The film is mostly a series of interviews with former soldiers in Iraq, all of whom became opposed to the war at some point (many of them after witnessing or participating in the killing of civilians). The film has them recount their experience, from entering the army to being deployed in Iraq, to returning home (several of them injured for life and suffering from really acute PTSD). While the film has a clear agenda, it isn't strident, and the interviews--the personalities and stories of the soldiers--are so interesting that they carry the whole thing easily. One thing that becomes very clear is that from basic training on (where the soldiers chant songs about "Hajjes" and shoot at "Bin Ladens") a willful conflation is created between terrorists and Iraqis, or Afghanis, or whoever the army will fight--and that that conflation only gets worse in Iraq and leads almost inevitably to the indiscriminate killing of civilians.
The three veterans, who spoke after the film, were also very compelling. They were all pretty young, two men and a woman, and as far as I remember, two were from the National Guard and one from the Navy.
Several of them talked about how the army had been an economic opportunity for them and also about how the culture of the army had made it very difficult for them to be critical of the war, to speak out, and to ask for conscientious objector status--they said it was seen as a betrayal and a criticism of friends and colleagues.
They also spent some time talking about veteran's benefits. As Matthew pointed out recently, the number of wounded US soldiers spiked recently. One thing to keep in mind is that "wounded" in Iraq often means losing one or more limbs (basically, losing the part of the body that aren't protected by body armour). These soldiers come back and face months of red tape to get medical benefits. Also, apparently there is a push to categorize people with PTSD (and one imagines there are many, given the length and strain of current tours of duty) as having "personality disorders" or being "bipolar," so they won't get benefits. The government has also cut funding and discouraged doctors from diagnosing TBI (Traumatic Brain Injury)--something that can happen when you are exposed to a lot of explosions.

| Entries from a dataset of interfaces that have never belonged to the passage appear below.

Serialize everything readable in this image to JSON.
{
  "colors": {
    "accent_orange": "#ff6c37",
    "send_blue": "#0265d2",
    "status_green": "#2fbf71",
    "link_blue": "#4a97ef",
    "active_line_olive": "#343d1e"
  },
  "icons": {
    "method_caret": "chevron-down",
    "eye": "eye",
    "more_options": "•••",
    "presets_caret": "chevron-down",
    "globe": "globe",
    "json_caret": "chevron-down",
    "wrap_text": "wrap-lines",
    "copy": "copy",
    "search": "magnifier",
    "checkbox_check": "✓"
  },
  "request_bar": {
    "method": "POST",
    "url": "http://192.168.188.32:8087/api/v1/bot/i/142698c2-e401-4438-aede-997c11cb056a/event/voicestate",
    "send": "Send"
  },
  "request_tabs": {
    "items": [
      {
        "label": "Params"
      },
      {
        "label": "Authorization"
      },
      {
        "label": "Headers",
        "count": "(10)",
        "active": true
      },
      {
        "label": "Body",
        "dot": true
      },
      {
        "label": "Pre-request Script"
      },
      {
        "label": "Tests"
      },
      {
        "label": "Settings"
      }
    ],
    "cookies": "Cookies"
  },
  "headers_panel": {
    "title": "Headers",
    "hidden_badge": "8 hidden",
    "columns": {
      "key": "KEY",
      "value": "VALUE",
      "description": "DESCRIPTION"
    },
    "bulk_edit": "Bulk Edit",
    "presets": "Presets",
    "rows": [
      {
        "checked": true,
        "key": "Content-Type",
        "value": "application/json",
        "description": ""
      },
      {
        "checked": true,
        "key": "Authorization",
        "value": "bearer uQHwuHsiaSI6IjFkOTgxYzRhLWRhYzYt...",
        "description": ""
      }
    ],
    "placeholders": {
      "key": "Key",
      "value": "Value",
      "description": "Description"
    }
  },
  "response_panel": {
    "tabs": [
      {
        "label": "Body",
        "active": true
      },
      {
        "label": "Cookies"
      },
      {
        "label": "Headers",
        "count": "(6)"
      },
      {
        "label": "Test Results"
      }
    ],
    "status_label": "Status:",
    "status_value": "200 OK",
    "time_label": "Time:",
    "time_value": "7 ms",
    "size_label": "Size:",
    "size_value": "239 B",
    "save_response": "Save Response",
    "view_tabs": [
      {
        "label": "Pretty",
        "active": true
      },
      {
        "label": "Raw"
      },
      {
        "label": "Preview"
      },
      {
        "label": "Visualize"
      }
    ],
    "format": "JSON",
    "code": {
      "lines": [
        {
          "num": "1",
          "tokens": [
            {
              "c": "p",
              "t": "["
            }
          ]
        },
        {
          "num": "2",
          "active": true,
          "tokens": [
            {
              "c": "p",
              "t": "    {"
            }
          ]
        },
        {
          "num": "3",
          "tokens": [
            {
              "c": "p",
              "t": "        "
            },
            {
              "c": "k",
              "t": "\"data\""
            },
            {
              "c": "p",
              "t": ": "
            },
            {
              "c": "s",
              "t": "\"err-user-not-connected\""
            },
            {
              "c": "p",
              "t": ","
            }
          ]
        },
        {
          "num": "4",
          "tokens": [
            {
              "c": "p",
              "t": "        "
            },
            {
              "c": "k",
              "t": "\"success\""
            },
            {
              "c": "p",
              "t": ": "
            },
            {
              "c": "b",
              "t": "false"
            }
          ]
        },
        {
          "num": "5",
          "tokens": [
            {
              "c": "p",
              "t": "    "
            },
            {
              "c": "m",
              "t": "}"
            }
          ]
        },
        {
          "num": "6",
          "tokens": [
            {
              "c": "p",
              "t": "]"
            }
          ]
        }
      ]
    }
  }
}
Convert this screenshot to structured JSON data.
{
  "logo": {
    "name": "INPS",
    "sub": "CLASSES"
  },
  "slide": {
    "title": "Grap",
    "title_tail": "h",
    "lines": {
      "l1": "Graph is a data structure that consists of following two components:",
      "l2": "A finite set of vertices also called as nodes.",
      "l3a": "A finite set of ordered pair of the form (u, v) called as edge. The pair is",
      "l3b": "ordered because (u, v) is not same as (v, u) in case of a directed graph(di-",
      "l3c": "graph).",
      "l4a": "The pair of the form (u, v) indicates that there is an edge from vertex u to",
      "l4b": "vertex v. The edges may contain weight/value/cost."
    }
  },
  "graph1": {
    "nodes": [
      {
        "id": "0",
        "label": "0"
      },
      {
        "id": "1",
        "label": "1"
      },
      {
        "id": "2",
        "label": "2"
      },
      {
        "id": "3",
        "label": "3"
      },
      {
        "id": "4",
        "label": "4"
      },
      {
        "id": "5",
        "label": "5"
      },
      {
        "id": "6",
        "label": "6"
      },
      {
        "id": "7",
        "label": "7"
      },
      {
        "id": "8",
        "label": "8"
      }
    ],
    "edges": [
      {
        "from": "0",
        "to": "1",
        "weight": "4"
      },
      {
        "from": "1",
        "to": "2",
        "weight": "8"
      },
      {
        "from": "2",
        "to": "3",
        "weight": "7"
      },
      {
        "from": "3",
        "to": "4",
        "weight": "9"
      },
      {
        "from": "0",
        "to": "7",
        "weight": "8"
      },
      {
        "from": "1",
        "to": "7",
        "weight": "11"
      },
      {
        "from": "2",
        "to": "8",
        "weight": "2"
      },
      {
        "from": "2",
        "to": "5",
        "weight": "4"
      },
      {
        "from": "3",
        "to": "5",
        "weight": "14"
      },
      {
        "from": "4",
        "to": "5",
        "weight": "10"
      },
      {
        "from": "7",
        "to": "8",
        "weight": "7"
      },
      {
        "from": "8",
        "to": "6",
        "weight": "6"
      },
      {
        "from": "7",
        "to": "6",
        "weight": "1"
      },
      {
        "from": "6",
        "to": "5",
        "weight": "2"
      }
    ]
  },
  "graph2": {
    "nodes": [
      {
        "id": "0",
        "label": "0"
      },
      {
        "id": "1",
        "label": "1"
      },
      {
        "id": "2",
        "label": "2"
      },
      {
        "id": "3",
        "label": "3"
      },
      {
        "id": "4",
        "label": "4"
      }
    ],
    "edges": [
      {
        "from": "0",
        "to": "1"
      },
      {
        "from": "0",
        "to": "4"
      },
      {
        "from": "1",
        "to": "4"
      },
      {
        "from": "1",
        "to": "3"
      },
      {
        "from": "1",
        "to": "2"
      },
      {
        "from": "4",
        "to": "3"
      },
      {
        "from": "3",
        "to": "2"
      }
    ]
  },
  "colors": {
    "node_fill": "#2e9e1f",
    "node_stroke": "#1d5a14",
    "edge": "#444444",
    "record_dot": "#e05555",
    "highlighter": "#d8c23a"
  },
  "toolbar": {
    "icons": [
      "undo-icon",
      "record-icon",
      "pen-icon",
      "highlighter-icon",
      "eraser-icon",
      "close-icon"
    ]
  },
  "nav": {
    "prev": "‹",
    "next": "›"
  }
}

At one point, a man stood up in the (smallish) audience and said he was a member of the Navy who had served in Iraq and he thought the film was biased. He talked at some length and seemed to me, to be honest, a little strange (although maybe he was just worked up). He said "9/11 was only five years ago, have you forgotten already?" and complained that the film showed the US military in a bad light but didn't show all the terrible things that "they" (the terrorists) did. He said "Have I seen a lot of action? Definitely. I got more medals than Patton. But I don't like to talk about it." He also said, "It was some hardcore shit. We defended American freedom. We were men. We used to hunt those guys down."
What really impressed me was the reaction of the Veterans Against the War. While the room of NYU students sat in shocked silence and indignation, the veterans responded perfectly: they thanked the man for speaking, thanked him for his service, reiterated the fact that 9/11 was not in fact carried out by Iraqis, reiterated the fact that the insurgency in Iraq is a reaction to US presence there and asked him to come out for a beer after and talk about it all some more. It was a humbling lesson in how to be an effective advocate. If you want to change people's minds, you have to know how to talk to people you completely disagree with.